Following our meal, Mom and I returned to Tucson, and that evening we visited the Sonora National Park East where I photographed the sunset from a spot recommended by the FC Tucson staff photographer. It had a lovely view across the desert with the sun setting behind the western mountains.
On Friday, I photographed Revs practice before we headed west of the city to the Sonora Desert Museum. The museum is one of the most popular museums in the U.S. (who knew?), and after making an initial visit two years ago, we decided to return so I could try and photograph the owl used in their daily raptors free flight demonstration. While it was too windy for the owl, we did get a great demonstration of the aerodynamics of flight from a Peregrine falcon and four Harris hawks. Harris hawks are the only hawk that hunts in groups which increases it chance of hunting success from 10-50%. We also visited the hummingbird enclosure which was just as much fun as it was two years ago. A visit to the museum is a must if you’re in Tucson.
The next morning, we visited a few quilt shops as my Mom was on the hunt for a project she is working on before we stopped off at the Pima Air and Space Museum for some more shopping (see Postcard 1 for more on this). Afterward, we headed to Kino North Stadium for the 1:00pm Revs-Rapids game.
The forecast had predicted high wind and rain, and while I was hoping for dry weather, Mother Nature showed no mercy during the second half with heavy dose of horizontal rain.
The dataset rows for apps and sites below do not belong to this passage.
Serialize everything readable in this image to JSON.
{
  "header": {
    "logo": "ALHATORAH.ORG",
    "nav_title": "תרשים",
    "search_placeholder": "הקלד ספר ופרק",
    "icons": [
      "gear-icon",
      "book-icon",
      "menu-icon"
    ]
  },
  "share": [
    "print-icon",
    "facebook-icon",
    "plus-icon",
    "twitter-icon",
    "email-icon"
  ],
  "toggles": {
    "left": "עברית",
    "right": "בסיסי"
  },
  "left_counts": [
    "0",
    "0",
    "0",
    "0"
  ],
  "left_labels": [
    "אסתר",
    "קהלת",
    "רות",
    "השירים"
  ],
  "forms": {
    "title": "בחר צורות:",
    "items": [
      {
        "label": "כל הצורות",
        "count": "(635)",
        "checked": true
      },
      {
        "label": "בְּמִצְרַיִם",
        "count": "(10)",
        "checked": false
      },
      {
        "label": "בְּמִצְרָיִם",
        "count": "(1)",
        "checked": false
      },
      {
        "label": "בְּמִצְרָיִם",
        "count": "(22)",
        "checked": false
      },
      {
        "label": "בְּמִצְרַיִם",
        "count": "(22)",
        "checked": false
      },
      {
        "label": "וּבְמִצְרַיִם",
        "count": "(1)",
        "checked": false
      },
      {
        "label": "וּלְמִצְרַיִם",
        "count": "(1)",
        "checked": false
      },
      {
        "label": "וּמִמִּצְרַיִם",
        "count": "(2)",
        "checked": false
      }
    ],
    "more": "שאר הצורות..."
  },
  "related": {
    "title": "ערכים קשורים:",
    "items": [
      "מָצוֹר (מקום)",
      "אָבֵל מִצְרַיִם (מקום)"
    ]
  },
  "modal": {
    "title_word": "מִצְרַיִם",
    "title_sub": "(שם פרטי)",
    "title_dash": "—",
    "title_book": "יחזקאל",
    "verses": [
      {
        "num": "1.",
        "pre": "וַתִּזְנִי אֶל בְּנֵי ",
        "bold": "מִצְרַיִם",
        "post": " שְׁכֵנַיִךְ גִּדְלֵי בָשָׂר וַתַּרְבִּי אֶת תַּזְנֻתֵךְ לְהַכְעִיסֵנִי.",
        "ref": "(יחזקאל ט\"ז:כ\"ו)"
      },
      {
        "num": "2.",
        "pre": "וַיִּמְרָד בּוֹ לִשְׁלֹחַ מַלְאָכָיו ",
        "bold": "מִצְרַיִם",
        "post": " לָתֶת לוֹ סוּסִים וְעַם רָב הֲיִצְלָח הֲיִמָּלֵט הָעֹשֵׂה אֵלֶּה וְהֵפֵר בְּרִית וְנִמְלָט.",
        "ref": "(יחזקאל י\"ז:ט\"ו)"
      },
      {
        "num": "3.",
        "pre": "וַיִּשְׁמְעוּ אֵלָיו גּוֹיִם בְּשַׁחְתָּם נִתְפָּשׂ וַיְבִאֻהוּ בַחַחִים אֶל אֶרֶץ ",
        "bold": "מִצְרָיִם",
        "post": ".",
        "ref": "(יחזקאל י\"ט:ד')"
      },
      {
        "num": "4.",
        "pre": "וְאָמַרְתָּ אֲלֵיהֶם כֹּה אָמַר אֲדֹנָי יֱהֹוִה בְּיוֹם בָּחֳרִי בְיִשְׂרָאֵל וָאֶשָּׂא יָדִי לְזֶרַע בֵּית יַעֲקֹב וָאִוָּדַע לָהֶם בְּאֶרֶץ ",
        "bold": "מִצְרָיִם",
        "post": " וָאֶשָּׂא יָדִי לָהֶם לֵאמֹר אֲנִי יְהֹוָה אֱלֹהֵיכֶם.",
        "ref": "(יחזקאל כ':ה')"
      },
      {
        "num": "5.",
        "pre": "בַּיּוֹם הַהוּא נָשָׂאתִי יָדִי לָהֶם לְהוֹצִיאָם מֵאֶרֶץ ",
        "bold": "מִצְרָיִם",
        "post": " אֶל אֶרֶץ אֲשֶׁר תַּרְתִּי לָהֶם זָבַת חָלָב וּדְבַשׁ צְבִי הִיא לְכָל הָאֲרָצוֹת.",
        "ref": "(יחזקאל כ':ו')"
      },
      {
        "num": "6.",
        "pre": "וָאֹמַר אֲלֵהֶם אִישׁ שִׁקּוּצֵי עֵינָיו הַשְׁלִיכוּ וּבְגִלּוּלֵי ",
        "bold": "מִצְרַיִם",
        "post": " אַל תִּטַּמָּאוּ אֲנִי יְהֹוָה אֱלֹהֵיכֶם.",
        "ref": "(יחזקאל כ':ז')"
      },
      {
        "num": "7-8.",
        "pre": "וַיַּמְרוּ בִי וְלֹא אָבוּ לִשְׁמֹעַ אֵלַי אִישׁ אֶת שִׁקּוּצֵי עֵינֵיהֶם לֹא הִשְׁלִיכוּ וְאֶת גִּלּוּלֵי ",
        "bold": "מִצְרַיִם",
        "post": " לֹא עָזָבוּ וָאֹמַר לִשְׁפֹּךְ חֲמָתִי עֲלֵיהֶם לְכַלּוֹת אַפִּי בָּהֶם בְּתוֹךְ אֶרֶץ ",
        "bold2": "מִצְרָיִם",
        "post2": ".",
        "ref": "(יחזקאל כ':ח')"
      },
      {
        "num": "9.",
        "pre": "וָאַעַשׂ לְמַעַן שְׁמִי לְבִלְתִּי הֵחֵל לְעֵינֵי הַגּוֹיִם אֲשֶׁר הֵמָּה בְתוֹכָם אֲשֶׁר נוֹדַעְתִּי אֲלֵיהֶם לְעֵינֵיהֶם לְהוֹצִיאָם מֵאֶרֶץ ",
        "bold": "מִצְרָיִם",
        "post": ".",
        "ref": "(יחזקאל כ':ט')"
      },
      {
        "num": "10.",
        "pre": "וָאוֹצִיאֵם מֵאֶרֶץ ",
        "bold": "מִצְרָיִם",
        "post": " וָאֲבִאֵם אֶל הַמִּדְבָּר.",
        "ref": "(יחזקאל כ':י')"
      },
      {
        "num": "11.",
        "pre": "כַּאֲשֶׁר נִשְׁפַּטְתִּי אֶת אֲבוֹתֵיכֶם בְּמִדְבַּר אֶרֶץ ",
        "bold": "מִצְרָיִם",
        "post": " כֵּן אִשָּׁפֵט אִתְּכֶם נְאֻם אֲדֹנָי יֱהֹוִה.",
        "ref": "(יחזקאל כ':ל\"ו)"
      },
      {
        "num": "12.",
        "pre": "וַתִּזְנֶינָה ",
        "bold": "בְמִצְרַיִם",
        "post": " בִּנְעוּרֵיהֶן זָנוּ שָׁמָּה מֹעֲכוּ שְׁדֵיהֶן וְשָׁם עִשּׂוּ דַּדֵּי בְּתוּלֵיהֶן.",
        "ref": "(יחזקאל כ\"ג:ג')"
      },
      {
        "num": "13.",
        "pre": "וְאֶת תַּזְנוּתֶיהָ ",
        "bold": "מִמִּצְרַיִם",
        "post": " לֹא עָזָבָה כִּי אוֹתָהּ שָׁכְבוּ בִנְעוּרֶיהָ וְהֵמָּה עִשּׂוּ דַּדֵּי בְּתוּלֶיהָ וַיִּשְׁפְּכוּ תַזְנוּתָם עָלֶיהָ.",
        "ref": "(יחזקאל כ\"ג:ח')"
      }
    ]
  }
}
But most of the fans remained and they were fun to play in front of as they cheered, groaned and gasped loudly for impressive plays, near misses, and a bit of physical play, such as when Andrew Farrell body checked a Rapids forward who was headed towards the Revs goal.
Thankfully, the rain eventually let up, and we stayed for the second game of the afternoon between Sporting Kansas City and the New York Red Bulls before heading back to Phoenix for the red eye back home.
It is clear that Tucson is a preseason destination that works for many MLS clubs, and that is by design. Tucson used to be a Spring Training hub for Major League Baseball, so it was no surprise the weight room at the Kino Sports complex is top-notch. In fact, many of the soccer fields were once baseball diamonds, which were recently transformed into large stretches of lush grass to accommodate the beautiful game. For the last six years, it has been THE place for MLS teams to escape the winter weather and play some preseason games, which give clubs the ability to try new formations and test trialists and rookies. The benefit for fans is that there is plenty to do around the games (see Postcard #1 for more ideas). Plus, getting a break from the snow in February is never a bad thing.
If you’re looking to get a jump start on the MLS season next year, consider a quick trip to Tucson. It won’t disappoint.
Know Before You Go
• The weather can vary greatly. One of the first years the Revs were in Tucson, it snowed during one of their games. Generally though the weather is in the 70’s. But, bring layers for the colder weather just in case.
• Airline ticket prices range quite a bit depending upon when school vacation week is in Massachusetts. Check prices for both weeks the team is in town.
• The people in Tucson are super friendly and helpful and prices are cheaper than New England from food costs to tourist items such as the Tombstone shows that were all $10/person.
• Other tourist places to visit include the Pima Air and Space Museum, Old Tucson if you don’t want to drive to Tombstone and the San Xavier Mission.